Zimbabwe's Mugabe Tries to Unite Fractious Party
By Sebastian Mhofu December 16, 2016
Africa's oldest head of state, President Robert Mugabe of Zimbabwe, says he has no immediate plans to step down. In fact, on Friday the Zimbabwean leader said he was not happy with some members of his ruling ZANU-PF party who are calling for him to resign.
Speaking at the official opening of the ZANU-PF annual conference in Masvingo, about 300 kilometers south of Harare, the 92-year-old leader urged his party to unite as Zimbabwe heads toward its next elections in 2018.

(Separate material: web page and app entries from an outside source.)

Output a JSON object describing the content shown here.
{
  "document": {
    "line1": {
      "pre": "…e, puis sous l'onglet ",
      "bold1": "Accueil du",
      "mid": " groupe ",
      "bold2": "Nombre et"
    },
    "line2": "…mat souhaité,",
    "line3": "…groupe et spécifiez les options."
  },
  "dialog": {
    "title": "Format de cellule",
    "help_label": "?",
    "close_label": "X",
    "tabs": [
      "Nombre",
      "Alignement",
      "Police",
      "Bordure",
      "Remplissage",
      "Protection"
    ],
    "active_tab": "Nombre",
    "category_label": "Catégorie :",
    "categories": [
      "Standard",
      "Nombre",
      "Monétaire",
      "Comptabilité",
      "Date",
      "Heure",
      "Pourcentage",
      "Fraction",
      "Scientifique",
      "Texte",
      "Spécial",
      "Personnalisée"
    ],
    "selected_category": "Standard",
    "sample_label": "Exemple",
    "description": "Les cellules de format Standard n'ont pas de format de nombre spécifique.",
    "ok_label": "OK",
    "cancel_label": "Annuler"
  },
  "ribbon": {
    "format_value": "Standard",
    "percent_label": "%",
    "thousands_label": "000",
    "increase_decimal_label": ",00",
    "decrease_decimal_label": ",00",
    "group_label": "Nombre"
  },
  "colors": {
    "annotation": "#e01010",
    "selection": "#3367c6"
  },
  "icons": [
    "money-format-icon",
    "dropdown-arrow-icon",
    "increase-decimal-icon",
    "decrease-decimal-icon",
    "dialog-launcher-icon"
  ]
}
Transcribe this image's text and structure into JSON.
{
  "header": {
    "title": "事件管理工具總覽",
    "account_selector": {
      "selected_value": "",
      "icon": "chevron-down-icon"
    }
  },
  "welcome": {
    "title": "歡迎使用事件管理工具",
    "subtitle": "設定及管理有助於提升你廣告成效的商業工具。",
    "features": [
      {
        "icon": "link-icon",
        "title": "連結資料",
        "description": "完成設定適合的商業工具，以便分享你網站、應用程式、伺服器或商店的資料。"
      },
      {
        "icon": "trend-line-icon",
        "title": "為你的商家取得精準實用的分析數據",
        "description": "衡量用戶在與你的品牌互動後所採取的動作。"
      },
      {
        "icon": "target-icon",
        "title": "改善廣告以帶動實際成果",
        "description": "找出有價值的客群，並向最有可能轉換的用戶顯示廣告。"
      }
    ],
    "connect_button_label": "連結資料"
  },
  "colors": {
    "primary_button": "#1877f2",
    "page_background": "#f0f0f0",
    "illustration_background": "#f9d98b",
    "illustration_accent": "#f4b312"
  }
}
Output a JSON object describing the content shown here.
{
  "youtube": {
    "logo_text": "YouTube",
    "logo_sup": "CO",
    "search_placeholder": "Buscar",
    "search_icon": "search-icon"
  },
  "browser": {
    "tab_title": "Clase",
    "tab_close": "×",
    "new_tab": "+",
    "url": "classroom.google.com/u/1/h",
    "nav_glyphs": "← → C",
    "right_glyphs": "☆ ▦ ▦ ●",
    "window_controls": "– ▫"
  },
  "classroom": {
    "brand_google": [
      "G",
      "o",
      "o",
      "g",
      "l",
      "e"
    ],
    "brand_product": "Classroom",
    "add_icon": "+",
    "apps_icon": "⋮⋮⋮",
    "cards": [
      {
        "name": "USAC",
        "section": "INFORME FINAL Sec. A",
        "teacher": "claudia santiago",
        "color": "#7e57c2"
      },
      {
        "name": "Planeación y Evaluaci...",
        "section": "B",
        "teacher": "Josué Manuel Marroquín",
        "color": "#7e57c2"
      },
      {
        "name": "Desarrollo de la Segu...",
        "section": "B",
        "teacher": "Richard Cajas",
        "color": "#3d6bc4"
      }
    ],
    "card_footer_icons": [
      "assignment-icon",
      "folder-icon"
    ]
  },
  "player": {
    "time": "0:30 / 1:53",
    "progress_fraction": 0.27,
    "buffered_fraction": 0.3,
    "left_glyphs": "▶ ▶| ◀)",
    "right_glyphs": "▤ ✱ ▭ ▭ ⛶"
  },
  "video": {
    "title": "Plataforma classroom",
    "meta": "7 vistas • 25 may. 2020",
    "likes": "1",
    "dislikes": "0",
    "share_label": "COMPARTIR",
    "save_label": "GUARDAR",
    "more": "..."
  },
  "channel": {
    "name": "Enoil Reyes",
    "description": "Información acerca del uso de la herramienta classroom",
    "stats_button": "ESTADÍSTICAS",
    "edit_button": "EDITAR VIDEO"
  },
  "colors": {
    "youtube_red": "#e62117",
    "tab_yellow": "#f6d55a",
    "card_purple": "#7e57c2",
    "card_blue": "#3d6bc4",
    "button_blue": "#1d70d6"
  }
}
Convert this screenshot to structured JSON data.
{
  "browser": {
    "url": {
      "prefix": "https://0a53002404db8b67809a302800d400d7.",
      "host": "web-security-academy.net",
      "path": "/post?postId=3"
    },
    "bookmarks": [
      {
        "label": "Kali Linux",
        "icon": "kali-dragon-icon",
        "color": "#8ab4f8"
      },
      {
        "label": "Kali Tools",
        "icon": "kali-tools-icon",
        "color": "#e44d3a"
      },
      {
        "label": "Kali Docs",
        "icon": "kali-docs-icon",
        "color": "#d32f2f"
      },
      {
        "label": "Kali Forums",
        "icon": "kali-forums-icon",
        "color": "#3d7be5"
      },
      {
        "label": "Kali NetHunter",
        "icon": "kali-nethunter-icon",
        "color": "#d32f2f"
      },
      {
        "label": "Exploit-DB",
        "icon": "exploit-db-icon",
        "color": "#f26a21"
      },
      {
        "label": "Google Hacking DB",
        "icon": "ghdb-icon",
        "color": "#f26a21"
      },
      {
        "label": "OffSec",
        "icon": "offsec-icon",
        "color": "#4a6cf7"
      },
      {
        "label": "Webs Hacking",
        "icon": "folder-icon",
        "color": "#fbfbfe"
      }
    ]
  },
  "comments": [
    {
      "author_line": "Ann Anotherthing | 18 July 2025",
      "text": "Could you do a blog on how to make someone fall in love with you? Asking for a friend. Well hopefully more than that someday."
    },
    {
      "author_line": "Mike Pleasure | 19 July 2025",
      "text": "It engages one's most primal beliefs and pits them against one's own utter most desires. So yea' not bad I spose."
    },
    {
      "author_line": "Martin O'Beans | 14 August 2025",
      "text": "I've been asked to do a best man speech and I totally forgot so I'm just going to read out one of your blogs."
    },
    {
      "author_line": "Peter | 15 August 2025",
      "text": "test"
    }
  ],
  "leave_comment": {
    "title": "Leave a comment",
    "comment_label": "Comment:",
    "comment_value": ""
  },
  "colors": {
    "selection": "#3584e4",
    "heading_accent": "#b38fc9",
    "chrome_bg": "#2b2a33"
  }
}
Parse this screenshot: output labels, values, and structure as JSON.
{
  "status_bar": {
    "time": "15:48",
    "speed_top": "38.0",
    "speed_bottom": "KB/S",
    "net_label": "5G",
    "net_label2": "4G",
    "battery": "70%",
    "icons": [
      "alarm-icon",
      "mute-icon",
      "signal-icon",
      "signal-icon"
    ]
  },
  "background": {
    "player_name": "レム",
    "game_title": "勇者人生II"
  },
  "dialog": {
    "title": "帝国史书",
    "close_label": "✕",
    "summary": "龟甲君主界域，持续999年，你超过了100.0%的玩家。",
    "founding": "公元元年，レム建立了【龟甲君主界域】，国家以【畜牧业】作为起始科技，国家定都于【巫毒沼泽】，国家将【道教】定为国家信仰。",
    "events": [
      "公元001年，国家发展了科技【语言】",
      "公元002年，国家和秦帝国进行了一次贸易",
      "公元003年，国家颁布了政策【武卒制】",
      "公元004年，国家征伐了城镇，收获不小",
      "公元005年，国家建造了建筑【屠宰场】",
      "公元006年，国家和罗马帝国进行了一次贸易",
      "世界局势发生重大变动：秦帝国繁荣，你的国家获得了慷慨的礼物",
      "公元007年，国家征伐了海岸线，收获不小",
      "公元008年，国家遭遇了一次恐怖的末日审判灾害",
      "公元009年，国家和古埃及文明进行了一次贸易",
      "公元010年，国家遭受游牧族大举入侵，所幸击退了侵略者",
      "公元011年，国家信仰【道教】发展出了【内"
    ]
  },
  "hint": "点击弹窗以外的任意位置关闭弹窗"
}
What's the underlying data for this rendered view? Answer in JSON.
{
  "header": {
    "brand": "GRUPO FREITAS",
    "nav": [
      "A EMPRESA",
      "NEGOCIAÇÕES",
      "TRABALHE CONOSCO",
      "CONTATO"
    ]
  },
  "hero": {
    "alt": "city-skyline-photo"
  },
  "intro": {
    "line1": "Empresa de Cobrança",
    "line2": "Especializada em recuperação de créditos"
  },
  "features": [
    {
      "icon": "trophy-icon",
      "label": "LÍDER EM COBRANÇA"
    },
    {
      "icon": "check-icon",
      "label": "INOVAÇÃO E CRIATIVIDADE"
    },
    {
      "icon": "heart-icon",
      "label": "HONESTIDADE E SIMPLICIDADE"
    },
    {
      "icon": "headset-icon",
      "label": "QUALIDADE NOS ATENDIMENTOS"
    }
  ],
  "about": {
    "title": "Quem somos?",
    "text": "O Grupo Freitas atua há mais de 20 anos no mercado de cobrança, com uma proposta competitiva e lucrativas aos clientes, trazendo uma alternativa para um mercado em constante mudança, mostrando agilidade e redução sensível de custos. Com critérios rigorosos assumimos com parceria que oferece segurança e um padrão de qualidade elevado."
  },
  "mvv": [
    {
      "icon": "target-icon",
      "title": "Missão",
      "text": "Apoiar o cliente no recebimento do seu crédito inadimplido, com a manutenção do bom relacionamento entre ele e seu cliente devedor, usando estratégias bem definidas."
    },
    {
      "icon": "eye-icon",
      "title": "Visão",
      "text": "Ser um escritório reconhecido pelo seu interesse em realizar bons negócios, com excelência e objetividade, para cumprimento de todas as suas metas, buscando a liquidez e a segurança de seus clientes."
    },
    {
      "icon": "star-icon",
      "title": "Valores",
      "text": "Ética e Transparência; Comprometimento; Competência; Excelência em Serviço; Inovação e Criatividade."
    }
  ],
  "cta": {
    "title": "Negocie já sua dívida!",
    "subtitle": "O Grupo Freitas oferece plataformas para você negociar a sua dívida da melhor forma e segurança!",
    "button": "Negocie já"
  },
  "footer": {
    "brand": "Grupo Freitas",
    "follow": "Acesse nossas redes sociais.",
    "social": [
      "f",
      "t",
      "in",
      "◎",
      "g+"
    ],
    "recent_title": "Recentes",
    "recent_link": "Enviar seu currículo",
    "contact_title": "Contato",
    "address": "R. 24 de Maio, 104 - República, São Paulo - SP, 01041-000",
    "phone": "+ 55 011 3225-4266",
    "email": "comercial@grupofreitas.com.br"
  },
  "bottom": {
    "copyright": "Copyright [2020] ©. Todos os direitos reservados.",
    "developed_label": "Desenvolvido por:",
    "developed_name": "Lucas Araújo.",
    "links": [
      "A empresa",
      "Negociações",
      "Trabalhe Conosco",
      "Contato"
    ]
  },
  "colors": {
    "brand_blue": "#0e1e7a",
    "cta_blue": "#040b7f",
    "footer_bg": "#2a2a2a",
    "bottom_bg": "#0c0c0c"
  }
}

His party has two factions angling to succeed the Zimbabwean leader.
Mugabe accused the factions of using social media to attack each other, saying "we must not settle our issues through Facebook and Twitter."
"There is a new culture of indiscipline in the party by some of the members who are here," Mugabe said. "They do what they want. There is even contempt and arrogance…tumwe twacho hanzi VaMugabe hatichivade, zvino zvausasavade wati zvoitwa seiko iwe pachezvako."
In the Shona language, he says there are some who say they no longer like Mugabe. He asks them: What do you want done?
It is almost taboo in ZANU-PF to discuss who will replace Mugabe, who has been at the helm of Zimbabwe since it won independence from Great Britain in 1980.
But with Zimbabwe's collapsed economy showing no signs of life, and with the president set to turn 93 in February, such talk has begun - even though the president is choosing not to hear.
|Join the GlobalSecurity.org mailing list|